**TASK BRIEF:** Your task is to filter the entries and copy every line containing the string "body".

**Website and app data records:**
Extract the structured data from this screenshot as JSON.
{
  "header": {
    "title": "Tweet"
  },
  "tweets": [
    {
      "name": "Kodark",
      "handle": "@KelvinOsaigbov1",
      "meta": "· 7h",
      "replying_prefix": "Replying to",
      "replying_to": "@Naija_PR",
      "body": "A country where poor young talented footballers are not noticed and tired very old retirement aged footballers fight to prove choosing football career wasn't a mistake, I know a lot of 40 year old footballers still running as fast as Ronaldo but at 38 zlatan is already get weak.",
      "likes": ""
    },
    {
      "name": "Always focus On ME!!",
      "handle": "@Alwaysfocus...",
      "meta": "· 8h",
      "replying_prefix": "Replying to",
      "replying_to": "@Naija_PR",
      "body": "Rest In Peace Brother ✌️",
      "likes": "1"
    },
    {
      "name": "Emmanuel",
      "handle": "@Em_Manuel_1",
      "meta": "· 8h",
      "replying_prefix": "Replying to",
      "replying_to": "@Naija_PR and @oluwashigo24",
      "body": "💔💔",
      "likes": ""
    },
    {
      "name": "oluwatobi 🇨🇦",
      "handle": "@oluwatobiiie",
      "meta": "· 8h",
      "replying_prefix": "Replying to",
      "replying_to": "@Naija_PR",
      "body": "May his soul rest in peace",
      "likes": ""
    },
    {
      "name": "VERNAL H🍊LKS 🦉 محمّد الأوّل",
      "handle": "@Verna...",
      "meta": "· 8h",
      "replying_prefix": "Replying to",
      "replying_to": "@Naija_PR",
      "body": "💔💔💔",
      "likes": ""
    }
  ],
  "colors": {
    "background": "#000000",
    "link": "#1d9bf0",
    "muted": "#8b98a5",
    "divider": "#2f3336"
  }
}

**EXPECTED ANSWER:**
      "body": "A country where poor young talented footballers are not noticed and tired very old retirement aged footballers fight to prove choosing football career wasn't a mistake, I know a lot of 40 year old footballers still running as fast as Ronaldo but at 38 zlatan is already get weak.",
      "body": "Rest In Peace Brother ✌️",
      "body": "💔💔",
      "body": "May his soul rest in peace",
      "body": "💔💔💔",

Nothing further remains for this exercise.